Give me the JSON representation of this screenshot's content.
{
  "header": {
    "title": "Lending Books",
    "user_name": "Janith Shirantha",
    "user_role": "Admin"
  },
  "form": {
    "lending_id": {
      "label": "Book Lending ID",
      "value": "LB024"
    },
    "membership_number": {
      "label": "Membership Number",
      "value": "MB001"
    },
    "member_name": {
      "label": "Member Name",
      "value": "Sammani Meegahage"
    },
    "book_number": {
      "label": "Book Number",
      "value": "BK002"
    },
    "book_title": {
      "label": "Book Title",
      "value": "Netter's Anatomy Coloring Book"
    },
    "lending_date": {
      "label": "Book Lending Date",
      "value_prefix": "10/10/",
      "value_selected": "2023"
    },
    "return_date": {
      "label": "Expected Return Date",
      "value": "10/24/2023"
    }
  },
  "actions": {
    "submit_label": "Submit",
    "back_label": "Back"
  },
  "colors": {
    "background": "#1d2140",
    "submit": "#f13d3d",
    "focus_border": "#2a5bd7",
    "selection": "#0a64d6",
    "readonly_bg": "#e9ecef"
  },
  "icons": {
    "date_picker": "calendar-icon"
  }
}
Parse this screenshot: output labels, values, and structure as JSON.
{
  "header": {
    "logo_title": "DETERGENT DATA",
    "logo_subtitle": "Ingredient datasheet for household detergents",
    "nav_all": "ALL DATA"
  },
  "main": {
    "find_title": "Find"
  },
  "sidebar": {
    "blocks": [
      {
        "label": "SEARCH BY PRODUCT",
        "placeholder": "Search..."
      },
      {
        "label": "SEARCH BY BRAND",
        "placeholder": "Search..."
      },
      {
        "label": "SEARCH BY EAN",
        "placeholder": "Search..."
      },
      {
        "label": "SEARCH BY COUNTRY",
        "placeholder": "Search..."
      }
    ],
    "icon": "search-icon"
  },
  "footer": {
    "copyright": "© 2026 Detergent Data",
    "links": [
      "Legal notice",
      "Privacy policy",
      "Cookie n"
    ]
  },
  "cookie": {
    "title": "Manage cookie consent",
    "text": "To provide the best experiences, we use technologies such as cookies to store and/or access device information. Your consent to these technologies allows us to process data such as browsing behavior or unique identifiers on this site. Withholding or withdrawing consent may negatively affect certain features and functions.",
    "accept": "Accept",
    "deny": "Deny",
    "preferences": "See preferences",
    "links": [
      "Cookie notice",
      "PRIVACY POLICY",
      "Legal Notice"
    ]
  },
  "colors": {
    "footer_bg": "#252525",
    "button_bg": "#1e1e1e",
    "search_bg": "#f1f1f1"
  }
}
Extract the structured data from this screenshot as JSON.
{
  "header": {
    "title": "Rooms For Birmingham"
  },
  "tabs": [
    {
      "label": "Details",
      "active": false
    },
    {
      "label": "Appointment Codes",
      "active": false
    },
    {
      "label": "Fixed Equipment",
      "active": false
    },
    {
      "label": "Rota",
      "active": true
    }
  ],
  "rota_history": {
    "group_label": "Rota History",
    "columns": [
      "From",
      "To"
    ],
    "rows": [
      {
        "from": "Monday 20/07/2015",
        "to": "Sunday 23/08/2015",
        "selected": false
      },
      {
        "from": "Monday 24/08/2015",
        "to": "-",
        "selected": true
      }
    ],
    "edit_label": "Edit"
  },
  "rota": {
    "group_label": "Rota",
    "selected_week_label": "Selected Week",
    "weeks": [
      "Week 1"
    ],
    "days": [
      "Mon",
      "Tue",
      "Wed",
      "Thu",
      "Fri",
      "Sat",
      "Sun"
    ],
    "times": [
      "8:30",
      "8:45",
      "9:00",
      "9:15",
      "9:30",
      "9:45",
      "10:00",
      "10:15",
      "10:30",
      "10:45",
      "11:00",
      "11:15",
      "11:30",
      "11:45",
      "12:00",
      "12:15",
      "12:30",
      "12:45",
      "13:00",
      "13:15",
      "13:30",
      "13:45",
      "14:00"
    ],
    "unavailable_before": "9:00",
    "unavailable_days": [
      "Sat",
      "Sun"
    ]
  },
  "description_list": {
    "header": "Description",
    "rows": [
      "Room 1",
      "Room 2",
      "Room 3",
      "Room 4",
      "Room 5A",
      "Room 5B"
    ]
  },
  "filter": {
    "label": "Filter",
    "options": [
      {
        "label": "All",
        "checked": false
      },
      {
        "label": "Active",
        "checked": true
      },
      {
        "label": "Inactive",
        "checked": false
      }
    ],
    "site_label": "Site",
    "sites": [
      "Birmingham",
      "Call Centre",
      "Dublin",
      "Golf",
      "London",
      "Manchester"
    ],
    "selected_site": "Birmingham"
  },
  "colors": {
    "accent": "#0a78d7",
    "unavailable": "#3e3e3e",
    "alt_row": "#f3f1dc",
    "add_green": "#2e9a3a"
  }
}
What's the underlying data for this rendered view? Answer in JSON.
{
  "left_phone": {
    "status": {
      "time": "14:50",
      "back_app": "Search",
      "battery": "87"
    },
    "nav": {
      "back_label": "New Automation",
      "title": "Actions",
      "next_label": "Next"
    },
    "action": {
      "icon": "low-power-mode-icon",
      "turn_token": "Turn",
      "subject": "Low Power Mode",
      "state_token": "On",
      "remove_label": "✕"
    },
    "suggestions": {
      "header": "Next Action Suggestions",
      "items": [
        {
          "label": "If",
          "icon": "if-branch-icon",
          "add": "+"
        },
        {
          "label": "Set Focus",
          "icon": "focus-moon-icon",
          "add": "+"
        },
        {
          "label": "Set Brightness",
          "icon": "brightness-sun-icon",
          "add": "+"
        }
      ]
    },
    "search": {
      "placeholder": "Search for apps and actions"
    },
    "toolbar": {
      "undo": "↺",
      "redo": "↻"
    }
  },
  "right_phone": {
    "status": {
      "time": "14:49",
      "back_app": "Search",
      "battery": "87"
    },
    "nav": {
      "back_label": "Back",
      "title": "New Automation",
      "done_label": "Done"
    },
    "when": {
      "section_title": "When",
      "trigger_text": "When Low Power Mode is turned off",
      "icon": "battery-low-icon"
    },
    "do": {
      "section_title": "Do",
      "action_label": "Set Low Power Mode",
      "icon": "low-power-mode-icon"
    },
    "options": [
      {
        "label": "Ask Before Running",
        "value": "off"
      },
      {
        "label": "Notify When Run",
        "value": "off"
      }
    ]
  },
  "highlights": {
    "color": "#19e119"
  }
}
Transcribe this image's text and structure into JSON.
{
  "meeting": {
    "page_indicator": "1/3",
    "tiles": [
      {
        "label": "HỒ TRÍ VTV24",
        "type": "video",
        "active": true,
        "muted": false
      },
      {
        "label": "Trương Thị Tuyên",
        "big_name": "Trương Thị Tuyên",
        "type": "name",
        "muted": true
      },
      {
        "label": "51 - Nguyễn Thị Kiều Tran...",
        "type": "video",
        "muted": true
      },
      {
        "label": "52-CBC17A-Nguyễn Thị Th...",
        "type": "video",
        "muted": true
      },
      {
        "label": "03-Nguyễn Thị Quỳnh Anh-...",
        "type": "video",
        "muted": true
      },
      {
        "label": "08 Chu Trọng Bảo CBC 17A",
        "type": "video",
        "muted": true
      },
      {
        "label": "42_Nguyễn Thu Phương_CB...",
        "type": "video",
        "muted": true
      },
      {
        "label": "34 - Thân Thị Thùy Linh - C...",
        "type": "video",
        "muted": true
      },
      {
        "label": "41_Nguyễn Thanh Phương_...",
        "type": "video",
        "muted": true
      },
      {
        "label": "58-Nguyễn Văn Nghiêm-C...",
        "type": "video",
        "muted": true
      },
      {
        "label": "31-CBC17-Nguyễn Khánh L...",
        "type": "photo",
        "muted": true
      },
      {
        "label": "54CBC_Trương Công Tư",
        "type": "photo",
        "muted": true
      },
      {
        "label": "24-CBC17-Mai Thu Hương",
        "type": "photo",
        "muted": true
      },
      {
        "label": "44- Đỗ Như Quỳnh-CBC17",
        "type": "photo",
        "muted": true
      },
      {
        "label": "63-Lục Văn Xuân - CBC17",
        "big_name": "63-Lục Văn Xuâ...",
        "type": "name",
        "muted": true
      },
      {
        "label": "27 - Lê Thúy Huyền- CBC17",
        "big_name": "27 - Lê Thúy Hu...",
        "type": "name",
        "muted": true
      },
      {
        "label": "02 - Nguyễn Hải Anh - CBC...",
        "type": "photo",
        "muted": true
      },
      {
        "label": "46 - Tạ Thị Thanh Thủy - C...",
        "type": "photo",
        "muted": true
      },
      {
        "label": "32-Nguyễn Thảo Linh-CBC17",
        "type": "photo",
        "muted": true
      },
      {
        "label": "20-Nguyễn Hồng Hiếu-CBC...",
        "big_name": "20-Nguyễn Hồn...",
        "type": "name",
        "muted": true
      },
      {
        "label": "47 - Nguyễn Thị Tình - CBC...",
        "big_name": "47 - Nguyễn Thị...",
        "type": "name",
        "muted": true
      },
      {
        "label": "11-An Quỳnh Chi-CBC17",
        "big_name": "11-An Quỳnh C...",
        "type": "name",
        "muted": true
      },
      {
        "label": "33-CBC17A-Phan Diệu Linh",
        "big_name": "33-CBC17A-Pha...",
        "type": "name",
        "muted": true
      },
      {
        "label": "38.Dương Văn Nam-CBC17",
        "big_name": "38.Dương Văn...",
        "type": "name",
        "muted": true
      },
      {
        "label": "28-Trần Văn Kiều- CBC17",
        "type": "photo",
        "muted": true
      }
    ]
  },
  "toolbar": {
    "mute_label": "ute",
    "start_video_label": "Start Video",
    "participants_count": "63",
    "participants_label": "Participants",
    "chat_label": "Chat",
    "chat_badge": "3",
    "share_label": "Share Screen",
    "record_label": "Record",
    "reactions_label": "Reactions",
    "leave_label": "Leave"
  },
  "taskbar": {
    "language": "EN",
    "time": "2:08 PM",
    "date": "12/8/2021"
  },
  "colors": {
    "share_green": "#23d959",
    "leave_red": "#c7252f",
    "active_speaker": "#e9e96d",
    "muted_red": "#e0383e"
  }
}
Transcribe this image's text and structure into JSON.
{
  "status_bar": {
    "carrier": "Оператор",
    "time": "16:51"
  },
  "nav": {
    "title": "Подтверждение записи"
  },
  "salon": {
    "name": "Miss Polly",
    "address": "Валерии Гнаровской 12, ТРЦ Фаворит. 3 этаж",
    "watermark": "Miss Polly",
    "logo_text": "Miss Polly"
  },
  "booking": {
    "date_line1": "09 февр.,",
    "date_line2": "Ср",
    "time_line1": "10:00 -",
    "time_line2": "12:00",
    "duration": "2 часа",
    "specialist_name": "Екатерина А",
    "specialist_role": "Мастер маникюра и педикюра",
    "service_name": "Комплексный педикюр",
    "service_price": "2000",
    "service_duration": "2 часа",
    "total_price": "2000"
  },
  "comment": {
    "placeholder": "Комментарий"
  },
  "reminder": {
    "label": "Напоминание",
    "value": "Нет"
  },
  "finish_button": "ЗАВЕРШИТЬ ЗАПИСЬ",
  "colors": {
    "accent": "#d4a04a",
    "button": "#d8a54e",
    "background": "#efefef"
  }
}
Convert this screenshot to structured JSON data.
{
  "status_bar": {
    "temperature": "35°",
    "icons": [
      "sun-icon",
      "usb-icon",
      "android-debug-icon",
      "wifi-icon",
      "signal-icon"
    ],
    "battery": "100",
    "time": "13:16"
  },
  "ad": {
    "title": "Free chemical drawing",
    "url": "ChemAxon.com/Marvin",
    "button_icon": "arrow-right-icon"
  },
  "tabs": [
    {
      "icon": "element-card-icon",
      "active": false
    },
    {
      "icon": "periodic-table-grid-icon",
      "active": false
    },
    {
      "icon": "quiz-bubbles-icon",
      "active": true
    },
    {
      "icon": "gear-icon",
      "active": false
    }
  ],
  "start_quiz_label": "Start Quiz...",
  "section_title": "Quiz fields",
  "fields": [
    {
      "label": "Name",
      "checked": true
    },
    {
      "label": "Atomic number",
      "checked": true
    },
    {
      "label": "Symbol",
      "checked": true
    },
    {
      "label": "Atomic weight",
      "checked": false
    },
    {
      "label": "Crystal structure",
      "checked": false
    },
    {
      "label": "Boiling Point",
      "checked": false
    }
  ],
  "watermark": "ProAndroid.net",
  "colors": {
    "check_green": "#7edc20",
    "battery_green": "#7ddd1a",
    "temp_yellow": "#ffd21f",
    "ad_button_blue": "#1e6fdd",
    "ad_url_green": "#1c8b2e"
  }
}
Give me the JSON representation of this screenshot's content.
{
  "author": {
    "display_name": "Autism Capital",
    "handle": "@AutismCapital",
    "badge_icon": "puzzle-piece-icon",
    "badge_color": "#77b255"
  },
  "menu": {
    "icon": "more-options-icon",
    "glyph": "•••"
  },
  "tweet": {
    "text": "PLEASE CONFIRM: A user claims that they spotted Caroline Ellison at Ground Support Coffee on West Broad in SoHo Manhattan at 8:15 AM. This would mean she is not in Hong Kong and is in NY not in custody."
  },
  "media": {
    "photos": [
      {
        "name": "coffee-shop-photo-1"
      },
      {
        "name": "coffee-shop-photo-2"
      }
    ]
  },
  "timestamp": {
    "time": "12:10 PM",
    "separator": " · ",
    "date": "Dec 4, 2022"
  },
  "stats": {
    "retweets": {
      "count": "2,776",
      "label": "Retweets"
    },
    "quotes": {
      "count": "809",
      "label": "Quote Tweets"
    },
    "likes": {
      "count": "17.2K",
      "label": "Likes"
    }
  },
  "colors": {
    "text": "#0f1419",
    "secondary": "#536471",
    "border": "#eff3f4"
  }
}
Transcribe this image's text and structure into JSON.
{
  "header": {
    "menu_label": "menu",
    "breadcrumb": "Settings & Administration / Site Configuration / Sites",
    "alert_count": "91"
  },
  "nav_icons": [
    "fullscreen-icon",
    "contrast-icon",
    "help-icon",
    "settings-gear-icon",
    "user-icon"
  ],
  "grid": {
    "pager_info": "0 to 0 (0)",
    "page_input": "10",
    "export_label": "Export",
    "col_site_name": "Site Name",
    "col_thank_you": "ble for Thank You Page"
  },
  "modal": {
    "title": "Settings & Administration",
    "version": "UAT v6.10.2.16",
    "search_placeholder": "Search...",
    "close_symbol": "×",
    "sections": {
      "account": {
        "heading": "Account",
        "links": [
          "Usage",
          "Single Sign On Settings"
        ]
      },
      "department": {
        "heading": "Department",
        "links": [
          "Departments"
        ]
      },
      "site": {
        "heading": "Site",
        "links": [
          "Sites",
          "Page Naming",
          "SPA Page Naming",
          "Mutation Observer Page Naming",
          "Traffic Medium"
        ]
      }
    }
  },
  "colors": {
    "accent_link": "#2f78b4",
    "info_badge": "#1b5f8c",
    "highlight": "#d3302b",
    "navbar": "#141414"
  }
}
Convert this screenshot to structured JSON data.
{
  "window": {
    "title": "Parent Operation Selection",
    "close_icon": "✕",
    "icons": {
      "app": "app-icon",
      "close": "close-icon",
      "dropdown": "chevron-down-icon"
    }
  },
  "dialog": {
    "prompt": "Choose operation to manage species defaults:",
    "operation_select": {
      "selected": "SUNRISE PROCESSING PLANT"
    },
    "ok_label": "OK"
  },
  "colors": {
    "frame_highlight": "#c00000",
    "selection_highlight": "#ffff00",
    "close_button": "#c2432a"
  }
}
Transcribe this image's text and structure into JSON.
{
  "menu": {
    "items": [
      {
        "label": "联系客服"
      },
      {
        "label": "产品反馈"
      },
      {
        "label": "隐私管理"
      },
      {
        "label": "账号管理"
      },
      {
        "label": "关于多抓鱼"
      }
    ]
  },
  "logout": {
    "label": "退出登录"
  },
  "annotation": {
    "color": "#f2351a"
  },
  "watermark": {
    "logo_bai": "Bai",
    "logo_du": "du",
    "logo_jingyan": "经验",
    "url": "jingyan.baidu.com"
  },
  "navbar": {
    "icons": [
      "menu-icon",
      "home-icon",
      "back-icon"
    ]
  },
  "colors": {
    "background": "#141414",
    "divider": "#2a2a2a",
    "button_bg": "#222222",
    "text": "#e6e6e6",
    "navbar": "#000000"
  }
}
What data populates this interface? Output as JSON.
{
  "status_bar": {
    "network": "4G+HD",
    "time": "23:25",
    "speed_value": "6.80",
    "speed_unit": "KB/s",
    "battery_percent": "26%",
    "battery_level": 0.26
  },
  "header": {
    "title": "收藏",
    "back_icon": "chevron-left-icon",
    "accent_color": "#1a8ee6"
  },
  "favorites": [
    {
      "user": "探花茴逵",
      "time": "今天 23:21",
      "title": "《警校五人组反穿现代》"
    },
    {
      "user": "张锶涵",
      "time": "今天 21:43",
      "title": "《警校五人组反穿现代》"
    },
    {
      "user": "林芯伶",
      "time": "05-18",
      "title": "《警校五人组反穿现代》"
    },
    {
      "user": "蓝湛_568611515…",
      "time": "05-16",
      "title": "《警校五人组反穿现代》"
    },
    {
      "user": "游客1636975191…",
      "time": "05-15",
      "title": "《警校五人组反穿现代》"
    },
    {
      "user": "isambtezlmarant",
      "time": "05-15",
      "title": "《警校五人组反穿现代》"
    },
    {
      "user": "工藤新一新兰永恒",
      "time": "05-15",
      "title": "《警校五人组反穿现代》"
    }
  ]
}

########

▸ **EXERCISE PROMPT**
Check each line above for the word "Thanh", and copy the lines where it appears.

▸ **RESPONSE TO THE EXERCISE**
        "label": "41_Nguyễn Thanh Phương_...",
        "label": "46 - Tạ Thị Thanh Thủy - C...",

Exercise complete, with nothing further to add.